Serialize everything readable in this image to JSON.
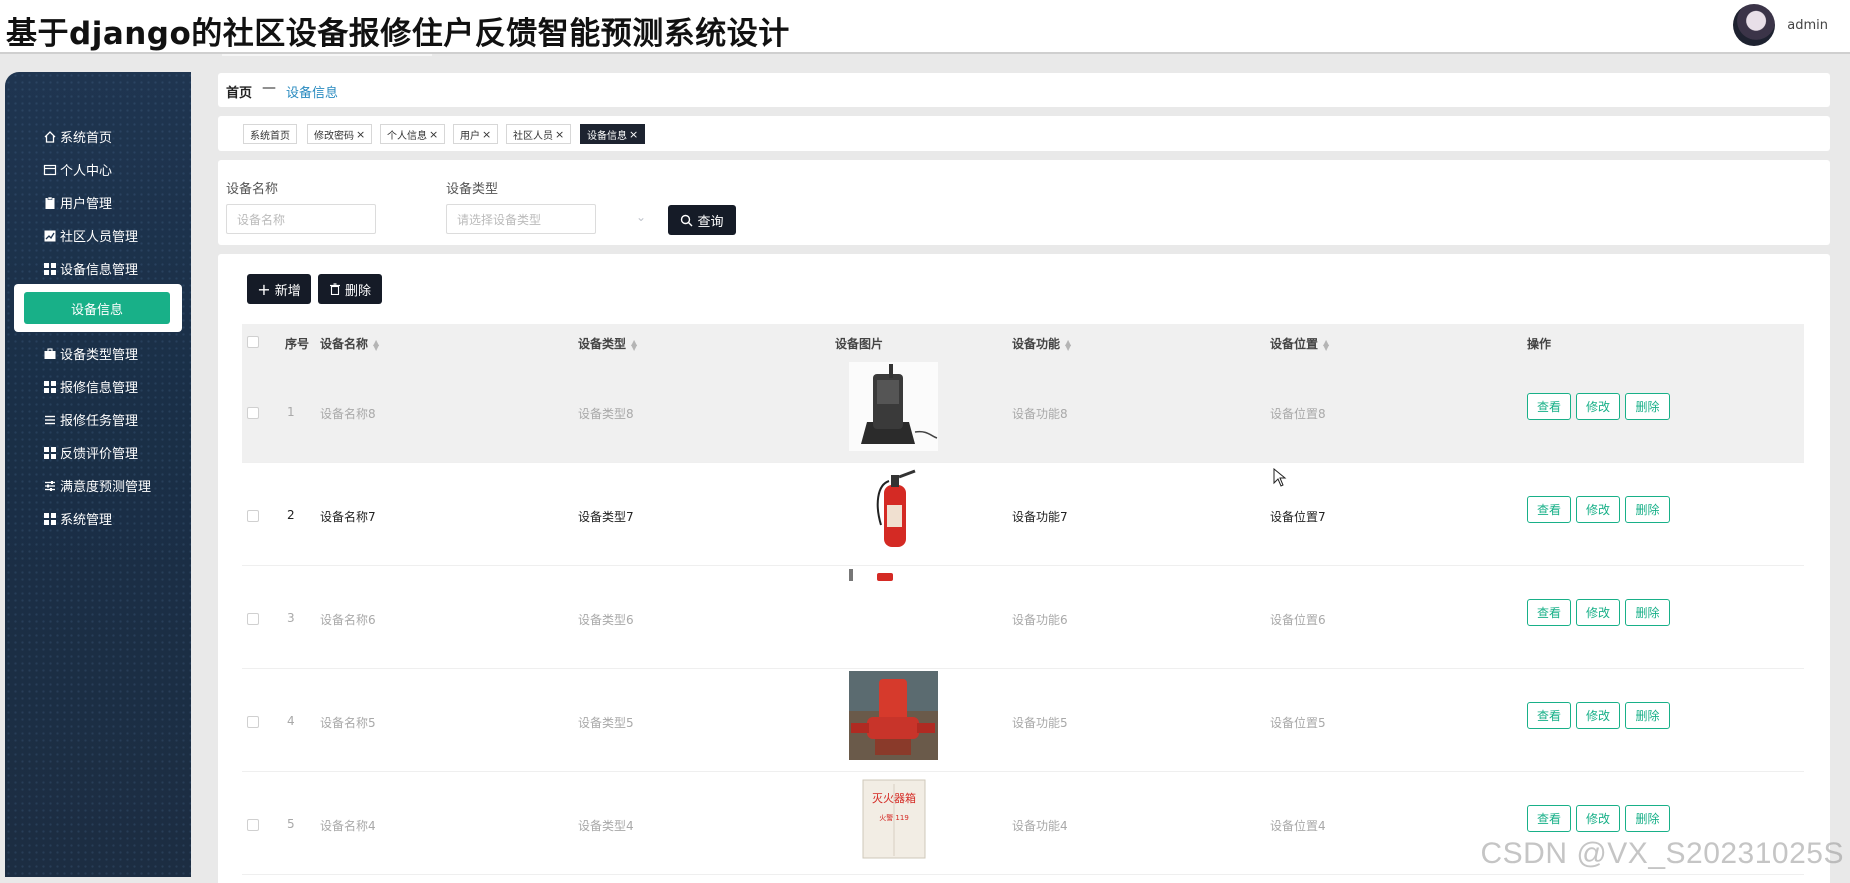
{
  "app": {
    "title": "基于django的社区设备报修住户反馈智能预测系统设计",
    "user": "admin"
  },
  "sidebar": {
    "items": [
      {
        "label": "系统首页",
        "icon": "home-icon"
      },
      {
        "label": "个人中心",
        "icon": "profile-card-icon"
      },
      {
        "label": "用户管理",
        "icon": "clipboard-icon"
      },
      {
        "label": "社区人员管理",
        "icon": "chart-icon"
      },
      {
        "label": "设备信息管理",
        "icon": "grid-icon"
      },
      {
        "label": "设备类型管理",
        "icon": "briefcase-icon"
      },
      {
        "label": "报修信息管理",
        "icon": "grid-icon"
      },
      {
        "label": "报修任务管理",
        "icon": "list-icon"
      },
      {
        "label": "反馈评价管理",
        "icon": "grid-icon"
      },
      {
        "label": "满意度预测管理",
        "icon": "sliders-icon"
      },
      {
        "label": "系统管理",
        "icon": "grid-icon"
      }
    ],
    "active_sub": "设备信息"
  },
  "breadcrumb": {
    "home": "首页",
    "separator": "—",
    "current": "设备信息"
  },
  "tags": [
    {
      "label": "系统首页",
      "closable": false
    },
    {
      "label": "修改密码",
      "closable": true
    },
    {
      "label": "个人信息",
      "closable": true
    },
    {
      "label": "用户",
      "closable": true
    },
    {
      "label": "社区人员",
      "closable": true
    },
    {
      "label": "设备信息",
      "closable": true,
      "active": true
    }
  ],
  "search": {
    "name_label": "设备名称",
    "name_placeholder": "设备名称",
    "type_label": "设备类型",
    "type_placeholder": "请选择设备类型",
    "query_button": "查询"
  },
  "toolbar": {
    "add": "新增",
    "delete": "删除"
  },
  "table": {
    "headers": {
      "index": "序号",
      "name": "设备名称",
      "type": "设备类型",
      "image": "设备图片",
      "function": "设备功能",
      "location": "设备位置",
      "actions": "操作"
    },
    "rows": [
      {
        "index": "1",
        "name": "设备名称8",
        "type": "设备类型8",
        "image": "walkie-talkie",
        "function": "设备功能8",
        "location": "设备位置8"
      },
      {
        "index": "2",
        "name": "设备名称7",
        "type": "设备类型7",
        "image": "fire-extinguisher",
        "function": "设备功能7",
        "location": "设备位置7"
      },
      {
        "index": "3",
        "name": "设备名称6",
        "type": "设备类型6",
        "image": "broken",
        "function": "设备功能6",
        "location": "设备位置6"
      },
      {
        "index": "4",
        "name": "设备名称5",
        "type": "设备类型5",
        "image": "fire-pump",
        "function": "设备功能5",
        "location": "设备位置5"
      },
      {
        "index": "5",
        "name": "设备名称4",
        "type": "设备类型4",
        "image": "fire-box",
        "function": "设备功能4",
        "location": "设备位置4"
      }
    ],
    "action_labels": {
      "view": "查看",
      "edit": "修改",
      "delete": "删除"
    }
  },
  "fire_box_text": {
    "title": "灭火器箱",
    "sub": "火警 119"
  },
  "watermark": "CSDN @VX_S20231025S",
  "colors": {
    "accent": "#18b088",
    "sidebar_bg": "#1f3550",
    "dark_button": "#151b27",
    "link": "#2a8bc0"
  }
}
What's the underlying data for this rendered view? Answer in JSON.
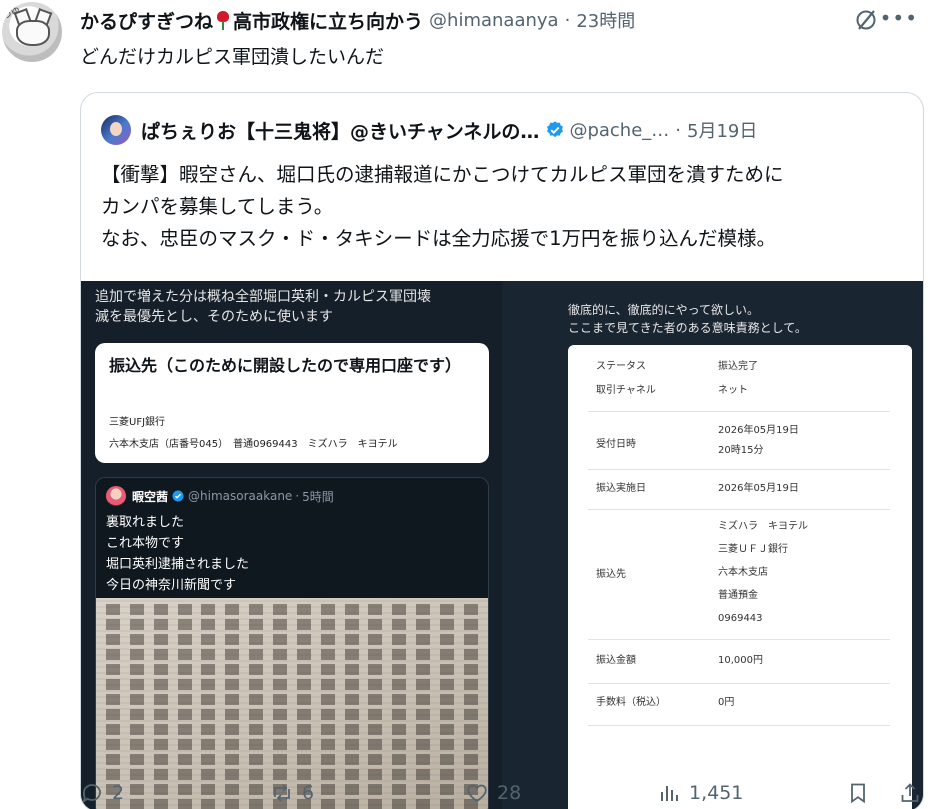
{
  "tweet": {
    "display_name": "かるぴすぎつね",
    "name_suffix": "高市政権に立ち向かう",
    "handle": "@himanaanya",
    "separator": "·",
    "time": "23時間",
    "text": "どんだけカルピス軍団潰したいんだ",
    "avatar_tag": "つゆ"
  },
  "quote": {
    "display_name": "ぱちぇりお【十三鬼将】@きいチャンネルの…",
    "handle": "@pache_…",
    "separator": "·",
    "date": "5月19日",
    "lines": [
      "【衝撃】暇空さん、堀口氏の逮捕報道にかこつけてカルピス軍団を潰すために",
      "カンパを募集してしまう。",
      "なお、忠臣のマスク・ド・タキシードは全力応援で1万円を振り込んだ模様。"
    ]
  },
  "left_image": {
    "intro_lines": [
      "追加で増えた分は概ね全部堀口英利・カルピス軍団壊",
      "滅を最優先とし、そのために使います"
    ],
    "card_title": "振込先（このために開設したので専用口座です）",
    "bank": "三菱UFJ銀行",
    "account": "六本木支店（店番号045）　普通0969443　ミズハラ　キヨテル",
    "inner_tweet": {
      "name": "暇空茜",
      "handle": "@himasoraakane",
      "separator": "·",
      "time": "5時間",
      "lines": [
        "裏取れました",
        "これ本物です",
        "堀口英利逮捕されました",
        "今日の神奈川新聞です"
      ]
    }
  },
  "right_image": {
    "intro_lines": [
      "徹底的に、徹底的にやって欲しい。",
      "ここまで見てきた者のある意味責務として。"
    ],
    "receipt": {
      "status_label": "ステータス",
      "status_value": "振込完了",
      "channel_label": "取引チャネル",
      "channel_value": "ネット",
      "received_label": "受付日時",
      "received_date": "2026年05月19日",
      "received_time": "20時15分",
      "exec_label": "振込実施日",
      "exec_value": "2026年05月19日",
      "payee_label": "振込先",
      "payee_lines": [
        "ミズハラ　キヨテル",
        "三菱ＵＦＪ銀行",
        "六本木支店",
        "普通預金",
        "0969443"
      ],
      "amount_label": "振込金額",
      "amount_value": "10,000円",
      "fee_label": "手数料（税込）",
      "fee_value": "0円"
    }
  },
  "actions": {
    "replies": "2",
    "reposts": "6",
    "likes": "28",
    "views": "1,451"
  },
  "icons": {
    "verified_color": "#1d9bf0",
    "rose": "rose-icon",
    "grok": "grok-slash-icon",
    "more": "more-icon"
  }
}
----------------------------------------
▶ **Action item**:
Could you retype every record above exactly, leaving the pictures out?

▶ **Answer box**:
Serialize everything readable in this image to JSON.
{
  "app": {
    "title": "基于django的社区设备报修住户反馈智能预测系统设计",
    "user": "admin"
  },
  "sidebar": {
    "items": [
      {
        "label": "系统首页",
        "icon": "home-icon"
      },
      {
        "label": "个人中心",
        "icon": "profile-card-icon"
      },
      {
        "label": "用户管理",
        "icon": "clipboard-icon"
      },
      {
        "label": "社区人员管理",
        "icon": "chart-icon"
      },
      {
        "label": "设备信息管理",
        "icon": "grid-icon"
      },
      {
        "label": "设备类型管理",
        "icon": "briefcase-icon"
      },
      {
        "label": "报修信息管理",
        "icon": "grid-icon"
      },
      {
        "label": "报修任务管理",
        "icon": "list-icon"
      },
      {
        "label": "反馈评价管理",
        "icon": "grid-icon"
      },
      {
        "label": "满意度预测管理",
        "icon": "sliders-icon"
      },
      {
        "label": "系统管理",
        "icon": "grid-icon"
      }
    ],
    "active_sub": "设备信息"
  },
  "breadcrumb": {
    "home": "首页",
    "separator": "—",
    "current": "设备信息"
  },
  "tags": [
    {
      "label": "系统首页",
      "closable": false
    },
    {
      "label": "修改密码",
      "closable": true
    },
    {
      "label": "个人信息",
      "closable": true
    },
    {
      "label": "用户",
      "closable": true
    },
    {
      "label": "社区人员",
      "closable": true
    },
    {
      "label": "设备信息",
      "closable": true,
      "active": true
    }
  ],
  "search": {
    "name_label": "设备名称",
    "name_placeholder": "设备名称",
    "type_label": "设备类型",
    "type_placeholder": "请选择设备类型",
    "query_button": "查询"
  },
  "toolbar": {
    "add": "新增",
    "delete": "删除"
  },
  "table": {
    "headers": {
      "index": "序号",
      "name": "设备名称",
      "type": "设备类型",
      "image": "设备图片",
      "function": "设备功能",
      "location": "设备位置",
      "actions": "操作"
    },
    "rows": [
      {
        "index": "1",
        "name": "设备名称8",
        "type": "设备类型8",
        "image": "walkie-talkie",
        "function": "设备功能8",
        "location": "设备位置8"
      },
      {
        "index": "2",
        "name": "设备名称7",
        "type": "设备类型7",
        "image": "fire-extinguisher",
        "function": "设备功能7",
        "location": "设备位置7"
      },
      {
        "index": "3",
        "name": "设备名称6",
        "type": "设备类型6",
        "image": "broken",
        "function": "设备功能6",
        "location": "设备位置6"
      },
      {
        "index": "4",
        "name": "设备名称5",
        "type": "设备类型5",
        "image": "fire-pump",
        "function": "设备功能5",
        "location": "设备位置5"
      },
      {
        "index": "5",
        "name": "设备名称4",
        "type": "设备类型4",
        "image": "fire-box",
        "function": "设备功能4",
        "location": "设备位置4"
      }
    ],
    "action_labels": {
      "view": "查看",
      "edit": "修改",
      "delete": "删除"
    }
  },
  "fire_box_text": {
    "title": "灭火器箱",
    "sub": "火警 119"
  },
  "watermark": "CSDN @VX_S20231025S",
  "colors": {
    "accent": "#18b088",
    "sidebar_bg": "#1f3550",
    "dark_button": "#151b27",
    "link": "#2a8bc0"
  }
}
What's the underlying data for this rendered view? Answer in JSON.
{
  "tweet": {
    "display_name": "かるぴすぎつね",
    "name_suffix": "高市政権に立ち向かう",
    "handle": "@himanaanya",
    "separator": "·",
    "time": "23時間",
    "text": "どんだけカルピス軍団潰したいんだ",
    "avatar_tag": "つゆ"
  },
  "quote": {
    "display_name": "ぱちぇりお【十三鬼将】@きいチャンネルの…",
    "handle": "@pache_…",
    "separator": "·",
    "date": "5月19日",
    "lines": [
      "【衝撃】暇空さん、堀口氏の逮捕報道にかこつけてカルピス軍団を潰すために",
      "カンパを募集してしまう。",
      "なお、忠臣のマスク・ド・タキシードは全力応援で1万円を振り込んだ模様。"
    ]
  },
  "left_image": {
    "intro_lines": [
      "追加で増えた分は概ね全部堀口英利・カルピス軍団壊",
      "滅を最優先とし、そのために使います"
    ],
    "card_title": "振込先（このために開設したので専用口座です）",
    "bank": "三菱UFJ銀行",
    "account": "六本木支店（店番号045）　普通0969443　ミズハラ　キヨテル",
    "inner_tweet": {
      "name": "暇空茜",
      "handle": "@himasoraakane",
      "separator": "·",
      "time": "5時間",
      "lines": [
        "裏取れました",
        "これ本物です",
        "堀口英利逮捕されました",
        "今日の神奈川新聞です"
      ]
    }
  },
  "right_image": {
    "intro_lines": [
      "徹底的に、徹底的にやって欲しい。",
      "ここまで見てきた者のある意味責務として。"
    ],
    "receipt": {
      "status_label": "ステータス",
      "status_value": "振込完了",
      "channel_label": "取引チャネル",
      "channel_value": "ネット",
      "received_label": "受付日時",
      "received_date": "2026年05月19日",
      "received_time": "20時15分",
      "exec_label": "振込実施日",
      "exec_value": "2026年05月19日",
      "payee_label": "振込先",
      "payee_lines": [
        "ミズハラ　キヨテル",
        "三菱ＵＦＪ銀行",
        "六本木支店",
        "普通預金",
        "0969443"
      ],
      "amount_label": "振込金額",
      "amount_value": "10,000円",
      "fee_label": "手数料（税込）",
      "fee_value": "0円"
    }
  },
  "actions": {
    "replies": "2",
    "reposts": "6",
    "likes": "28",
    "views": "1,451"
  },
  "icons": {
    "verified_color": "#1d9bf0",
    "rose": "rose-icon",
    "grok": "grok-slash-icon",
    "more": "more-icon"
  }
}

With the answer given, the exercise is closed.